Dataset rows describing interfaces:
####

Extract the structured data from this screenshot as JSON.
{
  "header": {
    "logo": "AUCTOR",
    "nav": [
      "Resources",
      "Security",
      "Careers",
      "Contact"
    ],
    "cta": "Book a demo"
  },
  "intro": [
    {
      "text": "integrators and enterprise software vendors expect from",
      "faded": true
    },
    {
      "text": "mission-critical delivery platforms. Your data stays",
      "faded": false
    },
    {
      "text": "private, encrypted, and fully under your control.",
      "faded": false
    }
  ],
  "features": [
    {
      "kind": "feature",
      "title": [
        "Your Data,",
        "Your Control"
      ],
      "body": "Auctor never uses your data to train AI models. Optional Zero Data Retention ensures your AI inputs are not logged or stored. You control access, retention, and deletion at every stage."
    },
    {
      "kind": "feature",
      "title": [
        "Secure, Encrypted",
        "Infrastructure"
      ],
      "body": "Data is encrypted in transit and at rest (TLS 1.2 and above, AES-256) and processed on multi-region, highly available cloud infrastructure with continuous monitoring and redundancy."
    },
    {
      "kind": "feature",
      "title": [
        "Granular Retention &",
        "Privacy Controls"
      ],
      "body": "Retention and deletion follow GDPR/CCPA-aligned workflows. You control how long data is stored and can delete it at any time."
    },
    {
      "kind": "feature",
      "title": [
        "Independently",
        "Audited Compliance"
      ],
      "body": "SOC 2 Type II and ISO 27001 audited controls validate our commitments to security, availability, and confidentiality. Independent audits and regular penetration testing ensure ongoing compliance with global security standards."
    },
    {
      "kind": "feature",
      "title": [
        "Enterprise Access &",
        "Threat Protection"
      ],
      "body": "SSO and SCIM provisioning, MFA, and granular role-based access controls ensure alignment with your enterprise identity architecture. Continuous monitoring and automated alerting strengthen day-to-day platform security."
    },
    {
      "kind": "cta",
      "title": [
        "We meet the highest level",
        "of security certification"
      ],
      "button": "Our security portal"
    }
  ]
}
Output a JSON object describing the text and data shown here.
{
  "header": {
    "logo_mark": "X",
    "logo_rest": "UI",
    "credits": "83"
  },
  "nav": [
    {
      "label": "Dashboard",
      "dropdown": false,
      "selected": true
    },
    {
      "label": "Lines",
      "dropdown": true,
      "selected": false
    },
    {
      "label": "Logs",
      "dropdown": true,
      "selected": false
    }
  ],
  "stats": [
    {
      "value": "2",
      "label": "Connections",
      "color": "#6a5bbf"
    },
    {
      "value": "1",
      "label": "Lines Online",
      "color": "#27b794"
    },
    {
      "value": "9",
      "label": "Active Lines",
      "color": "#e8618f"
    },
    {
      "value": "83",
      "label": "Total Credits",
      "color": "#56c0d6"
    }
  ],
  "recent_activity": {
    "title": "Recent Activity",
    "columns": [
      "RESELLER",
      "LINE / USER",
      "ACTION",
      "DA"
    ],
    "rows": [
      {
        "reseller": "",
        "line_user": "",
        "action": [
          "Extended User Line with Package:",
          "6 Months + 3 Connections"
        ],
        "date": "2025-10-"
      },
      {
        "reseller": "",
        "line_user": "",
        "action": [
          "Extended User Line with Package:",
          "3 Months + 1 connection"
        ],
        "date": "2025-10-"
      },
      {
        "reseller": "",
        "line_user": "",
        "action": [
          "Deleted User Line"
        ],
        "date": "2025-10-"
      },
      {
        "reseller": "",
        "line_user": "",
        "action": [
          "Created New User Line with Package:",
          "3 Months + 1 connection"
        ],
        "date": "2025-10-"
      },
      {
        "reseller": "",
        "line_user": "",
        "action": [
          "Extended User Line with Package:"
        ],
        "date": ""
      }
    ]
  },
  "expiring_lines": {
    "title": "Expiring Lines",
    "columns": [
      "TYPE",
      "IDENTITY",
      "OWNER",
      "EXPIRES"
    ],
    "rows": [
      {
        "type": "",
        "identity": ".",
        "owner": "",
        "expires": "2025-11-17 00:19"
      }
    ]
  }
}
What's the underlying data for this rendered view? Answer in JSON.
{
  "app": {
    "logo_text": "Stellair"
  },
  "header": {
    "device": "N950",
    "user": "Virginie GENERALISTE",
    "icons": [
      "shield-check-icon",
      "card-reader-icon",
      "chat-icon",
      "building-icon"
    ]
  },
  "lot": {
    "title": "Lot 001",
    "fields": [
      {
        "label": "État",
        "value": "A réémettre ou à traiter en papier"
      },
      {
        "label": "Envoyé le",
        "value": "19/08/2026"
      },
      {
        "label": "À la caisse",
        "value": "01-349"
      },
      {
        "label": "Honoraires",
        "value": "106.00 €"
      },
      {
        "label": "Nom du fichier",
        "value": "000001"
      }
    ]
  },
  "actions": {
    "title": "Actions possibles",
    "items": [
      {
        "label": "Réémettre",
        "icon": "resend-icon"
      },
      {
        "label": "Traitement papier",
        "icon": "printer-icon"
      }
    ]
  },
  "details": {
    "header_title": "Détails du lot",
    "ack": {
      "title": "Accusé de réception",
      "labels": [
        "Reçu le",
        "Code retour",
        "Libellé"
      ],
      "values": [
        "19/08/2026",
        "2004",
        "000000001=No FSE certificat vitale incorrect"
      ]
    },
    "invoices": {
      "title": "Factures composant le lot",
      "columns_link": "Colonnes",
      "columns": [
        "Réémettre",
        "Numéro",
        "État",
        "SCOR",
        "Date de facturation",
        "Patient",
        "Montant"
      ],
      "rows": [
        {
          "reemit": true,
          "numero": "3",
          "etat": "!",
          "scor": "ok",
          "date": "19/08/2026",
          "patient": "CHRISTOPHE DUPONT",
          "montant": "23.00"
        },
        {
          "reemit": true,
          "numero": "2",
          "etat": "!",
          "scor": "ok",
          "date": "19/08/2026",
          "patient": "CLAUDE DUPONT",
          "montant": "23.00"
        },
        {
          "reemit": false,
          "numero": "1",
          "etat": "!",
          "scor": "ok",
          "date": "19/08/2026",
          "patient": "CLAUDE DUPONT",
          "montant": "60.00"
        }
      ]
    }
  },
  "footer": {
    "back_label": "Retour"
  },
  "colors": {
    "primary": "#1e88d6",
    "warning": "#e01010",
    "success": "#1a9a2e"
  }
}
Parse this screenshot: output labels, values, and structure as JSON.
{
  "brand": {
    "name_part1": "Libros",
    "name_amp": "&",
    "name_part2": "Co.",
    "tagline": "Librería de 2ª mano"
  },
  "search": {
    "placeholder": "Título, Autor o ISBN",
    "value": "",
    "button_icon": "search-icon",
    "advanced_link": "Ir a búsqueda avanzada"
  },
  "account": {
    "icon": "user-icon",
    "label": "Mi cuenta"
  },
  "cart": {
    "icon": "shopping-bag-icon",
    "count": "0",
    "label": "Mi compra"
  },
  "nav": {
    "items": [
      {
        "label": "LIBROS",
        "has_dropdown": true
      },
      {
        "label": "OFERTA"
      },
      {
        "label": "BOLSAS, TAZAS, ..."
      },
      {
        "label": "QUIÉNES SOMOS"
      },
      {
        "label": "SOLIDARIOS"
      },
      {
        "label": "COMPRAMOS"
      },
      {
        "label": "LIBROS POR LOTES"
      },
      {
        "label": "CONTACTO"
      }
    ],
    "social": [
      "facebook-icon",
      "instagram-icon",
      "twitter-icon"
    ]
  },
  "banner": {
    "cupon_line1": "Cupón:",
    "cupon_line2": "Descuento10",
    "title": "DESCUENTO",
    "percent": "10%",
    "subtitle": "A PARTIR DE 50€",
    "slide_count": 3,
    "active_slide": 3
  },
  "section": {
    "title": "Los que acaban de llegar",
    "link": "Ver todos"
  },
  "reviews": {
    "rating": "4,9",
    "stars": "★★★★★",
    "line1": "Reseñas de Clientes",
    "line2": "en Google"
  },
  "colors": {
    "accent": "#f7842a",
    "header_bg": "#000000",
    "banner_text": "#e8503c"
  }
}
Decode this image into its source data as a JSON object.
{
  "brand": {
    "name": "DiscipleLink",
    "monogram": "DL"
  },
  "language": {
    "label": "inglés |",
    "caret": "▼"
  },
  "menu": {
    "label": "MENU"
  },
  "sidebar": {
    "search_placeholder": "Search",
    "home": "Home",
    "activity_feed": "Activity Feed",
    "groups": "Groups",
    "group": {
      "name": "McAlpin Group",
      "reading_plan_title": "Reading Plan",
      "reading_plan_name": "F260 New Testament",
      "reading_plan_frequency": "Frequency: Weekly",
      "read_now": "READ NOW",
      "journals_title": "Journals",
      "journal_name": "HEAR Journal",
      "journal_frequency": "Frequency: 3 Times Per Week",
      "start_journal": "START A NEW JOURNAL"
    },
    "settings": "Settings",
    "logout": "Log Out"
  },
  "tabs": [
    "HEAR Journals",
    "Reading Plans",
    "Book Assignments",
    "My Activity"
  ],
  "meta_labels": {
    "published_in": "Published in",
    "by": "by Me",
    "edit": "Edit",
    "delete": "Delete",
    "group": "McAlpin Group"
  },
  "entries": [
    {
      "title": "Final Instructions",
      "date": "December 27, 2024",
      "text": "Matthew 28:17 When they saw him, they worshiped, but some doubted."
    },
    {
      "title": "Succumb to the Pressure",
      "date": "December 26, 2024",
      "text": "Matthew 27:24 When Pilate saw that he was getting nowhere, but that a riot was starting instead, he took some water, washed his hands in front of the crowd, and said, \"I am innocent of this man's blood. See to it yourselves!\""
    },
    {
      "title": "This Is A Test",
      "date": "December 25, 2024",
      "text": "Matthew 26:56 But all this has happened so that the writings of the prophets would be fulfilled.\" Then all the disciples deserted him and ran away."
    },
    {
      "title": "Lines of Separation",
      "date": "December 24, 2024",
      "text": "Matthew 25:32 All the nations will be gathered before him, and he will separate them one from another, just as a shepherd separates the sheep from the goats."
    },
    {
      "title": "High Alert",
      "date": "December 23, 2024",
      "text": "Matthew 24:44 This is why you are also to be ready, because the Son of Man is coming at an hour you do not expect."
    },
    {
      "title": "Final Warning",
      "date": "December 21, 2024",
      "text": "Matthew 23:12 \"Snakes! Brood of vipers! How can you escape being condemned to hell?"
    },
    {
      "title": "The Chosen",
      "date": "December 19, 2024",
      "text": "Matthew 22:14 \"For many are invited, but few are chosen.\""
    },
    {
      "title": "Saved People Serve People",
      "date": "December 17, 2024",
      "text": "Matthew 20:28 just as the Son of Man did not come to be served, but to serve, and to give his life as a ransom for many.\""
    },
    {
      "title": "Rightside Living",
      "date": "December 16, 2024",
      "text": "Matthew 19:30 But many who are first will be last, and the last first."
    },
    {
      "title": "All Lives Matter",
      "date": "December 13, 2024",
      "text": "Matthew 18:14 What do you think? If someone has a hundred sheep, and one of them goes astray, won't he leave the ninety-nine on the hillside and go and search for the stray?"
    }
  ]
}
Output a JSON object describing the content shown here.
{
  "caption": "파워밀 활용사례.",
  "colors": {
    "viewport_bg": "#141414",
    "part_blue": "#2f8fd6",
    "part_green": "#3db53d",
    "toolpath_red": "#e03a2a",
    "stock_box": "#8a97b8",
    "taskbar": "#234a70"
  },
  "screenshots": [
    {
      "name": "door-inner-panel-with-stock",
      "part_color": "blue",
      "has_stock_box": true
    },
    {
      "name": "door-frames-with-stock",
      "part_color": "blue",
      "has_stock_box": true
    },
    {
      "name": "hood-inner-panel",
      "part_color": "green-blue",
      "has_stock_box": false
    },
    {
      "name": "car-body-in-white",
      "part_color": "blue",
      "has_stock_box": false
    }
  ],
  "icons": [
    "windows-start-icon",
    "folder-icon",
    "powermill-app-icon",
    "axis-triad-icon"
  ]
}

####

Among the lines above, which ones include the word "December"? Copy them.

      "date": "December 27, 2024",
      "date": "December 26, 2024",
      "date": "December 25, 2024",
      "date": "December 24, 2024",
      "date": "December 23, 2024",
      "date": "December 21, 2024",
      "date": "December 19, 2024",
      "date": "December 17, 2024",
      "date": "December 16, 2024",
      "date": "December 13, 2024",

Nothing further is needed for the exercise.